(The data):

########################################

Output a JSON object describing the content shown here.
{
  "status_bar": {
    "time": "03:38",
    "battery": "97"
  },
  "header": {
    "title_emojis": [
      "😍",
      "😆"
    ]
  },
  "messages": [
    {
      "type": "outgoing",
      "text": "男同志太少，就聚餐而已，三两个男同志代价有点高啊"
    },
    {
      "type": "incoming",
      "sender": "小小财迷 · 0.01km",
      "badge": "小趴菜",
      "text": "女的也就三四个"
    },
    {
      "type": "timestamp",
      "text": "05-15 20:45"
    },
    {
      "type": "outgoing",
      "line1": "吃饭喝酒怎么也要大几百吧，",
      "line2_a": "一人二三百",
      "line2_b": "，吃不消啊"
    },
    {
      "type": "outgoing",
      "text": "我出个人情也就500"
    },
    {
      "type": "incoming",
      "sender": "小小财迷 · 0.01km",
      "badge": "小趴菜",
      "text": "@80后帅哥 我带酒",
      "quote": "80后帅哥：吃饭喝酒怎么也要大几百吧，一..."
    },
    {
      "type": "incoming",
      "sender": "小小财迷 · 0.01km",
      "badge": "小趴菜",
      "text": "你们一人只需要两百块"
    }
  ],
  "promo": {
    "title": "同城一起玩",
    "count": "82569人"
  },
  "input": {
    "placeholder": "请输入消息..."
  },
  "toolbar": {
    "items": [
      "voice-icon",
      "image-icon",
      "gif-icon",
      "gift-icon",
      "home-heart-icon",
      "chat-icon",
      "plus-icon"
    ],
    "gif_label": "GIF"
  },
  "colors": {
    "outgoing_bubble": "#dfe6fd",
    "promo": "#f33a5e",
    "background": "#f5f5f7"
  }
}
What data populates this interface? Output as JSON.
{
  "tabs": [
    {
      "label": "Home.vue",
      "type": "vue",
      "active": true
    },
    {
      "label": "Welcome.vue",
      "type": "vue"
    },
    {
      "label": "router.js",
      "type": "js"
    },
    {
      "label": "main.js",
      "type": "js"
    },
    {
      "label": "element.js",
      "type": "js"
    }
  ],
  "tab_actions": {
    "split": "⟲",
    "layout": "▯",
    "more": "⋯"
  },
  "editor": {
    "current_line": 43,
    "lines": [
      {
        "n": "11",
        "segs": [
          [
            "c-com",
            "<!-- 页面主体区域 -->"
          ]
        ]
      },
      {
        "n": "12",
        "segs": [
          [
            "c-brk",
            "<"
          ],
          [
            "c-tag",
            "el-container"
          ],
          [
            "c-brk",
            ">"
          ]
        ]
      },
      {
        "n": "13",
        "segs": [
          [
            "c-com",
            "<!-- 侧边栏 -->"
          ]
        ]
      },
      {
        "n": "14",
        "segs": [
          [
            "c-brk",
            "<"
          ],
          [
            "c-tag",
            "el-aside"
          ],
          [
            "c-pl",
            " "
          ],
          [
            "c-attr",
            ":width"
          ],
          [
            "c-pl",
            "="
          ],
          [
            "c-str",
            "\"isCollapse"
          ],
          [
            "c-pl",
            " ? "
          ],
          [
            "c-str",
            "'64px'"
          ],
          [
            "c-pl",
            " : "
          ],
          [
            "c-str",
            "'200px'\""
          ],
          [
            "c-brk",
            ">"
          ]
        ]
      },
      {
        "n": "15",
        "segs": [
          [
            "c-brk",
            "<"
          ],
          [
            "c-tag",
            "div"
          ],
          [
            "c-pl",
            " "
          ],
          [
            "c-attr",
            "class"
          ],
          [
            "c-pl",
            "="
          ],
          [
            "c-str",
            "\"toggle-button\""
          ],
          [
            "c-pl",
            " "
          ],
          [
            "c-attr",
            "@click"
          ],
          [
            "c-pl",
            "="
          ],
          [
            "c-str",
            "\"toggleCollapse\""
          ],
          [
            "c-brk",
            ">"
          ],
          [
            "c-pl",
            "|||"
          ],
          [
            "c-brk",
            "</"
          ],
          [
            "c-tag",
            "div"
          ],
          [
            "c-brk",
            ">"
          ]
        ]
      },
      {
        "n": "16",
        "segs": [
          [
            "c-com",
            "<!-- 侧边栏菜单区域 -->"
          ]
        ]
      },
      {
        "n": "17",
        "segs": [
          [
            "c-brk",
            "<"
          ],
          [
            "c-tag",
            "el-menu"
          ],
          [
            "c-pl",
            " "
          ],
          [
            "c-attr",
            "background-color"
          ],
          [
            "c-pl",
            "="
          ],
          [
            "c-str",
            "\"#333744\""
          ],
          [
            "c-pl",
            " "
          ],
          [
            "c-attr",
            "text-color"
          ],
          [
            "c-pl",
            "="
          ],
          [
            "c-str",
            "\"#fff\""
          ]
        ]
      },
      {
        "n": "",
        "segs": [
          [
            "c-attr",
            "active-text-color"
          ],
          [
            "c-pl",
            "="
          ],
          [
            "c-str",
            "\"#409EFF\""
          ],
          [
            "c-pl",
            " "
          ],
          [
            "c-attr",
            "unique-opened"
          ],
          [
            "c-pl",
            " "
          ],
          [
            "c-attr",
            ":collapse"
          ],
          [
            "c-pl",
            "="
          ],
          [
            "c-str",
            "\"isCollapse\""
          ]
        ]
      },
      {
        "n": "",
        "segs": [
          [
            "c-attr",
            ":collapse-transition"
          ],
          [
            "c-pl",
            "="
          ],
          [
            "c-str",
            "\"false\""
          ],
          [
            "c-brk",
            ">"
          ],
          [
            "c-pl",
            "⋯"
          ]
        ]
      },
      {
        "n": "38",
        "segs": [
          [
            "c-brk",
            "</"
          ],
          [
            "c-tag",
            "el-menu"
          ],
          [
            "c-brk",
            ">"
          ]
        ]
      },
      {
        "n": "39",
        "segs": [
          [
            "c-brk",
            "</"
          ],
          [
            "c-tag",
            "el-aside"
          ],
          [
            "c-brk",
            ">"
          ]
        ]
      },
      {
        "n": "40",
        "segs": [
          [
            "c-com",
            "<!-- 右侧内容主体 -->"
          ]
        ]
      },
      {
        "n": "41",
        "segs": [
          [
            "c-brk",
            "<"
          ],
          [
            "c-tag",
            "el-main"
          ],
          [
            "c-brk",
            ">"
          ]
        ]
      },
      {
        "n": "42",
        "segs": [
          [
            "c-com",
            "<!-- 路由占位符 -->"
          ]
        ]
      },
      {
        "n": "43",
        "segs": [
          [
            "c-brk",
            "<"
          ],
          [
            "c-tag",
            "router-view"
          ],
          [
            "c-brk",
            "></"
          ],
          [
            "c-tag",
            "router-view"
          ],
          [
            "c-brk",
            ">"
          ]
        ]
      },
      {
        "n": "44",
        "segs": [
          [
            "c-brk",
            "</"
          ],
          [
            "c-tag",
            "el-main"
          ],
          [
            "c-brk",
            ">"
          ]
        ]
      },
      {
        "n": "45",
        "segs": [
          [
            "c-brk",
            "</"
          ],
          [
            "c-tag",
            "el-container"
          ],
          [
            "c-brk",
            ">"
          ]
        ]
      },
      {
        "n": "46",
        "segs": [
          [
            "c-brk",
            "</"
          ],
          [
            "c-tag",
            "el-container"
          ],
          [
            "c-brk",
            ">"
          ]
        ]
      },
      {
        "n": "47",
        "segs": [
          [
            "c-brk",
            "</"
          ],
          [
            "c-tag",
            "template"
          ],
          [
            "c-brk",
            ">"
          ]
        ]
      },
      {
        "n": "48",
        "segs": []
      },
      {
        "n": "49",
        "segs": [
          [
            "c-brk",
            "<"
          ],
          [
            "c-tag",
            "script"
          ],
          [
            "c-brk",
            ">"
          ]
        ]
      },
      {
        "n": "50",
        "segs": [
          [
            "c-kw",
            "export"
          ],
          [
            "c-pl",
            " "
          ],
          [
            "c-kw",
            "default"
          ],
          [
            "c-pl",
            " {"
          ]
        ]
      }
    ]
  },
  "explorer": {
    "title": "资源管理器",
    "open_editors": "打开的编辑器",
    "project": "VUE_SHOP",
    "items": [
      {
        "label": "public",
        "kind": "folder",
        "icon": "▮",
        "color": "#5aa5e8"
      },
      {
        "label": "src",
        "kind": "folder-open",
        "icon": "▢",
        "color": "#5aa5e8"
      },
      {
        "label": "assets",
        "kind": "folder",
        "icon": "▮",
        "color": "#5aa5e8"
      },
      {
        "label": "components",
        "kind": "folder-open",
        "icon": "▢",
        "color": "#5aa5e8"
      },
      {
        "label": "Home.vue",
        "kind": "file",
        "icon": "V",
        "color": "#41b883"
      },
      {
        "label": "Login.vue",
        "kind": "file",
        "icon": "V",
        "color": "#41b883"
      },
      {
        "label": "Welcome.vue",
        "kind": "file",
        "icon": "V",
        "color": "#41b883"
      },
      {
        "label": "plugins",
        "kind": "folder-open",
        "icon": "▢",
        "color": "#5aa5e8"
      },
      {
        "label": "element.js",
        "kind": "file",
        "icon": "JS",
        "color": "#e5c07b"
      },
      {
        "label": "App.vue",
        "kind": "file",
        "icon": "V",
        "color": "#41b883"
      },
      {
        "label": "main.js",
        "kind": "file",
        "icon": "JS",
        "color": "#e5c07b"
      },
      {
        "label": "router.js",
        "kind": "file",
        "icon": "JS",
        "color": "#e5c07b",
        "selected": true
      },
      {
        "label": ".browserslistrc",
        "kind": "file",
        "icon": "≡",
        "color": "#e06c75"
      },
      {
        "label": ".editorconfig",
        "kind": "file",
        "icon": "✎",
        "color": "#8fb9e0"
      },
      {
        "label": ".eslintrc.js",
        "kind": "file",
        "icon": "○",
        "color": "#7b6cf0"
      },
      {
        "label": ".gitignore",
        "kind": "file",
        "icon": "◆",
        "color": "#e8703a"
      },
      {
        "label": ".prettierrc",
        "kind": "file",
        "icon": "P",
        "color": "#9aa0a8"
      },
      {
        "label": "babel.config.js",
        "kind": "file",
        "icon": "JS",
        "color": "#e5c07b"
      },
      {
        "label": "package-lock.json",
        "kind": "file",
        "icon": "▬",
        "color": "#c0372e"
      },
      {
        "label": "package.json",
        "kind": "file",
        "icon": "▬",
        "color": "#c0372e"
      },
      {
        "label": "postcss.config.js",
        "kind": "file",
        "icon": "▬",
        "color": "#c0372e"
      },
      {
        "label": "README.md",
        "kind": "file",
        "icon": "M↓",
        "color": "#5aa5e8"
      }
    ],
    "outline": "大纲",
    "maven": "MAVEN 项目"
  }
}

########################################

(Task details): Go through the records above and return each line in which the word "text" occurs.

(Task solution):
      "text": "男同志太少，就聚餐而已，三两个男同志代价有点高啊"
      "text": "女的也就三四个"
      "text": "05-15 20:45"
      "text": "我出个人情也就500"
      "text": "@80后帅哥 我带酒",
      "text": "你们一人只需要两百块"
            "text-color"
            "active-text-color"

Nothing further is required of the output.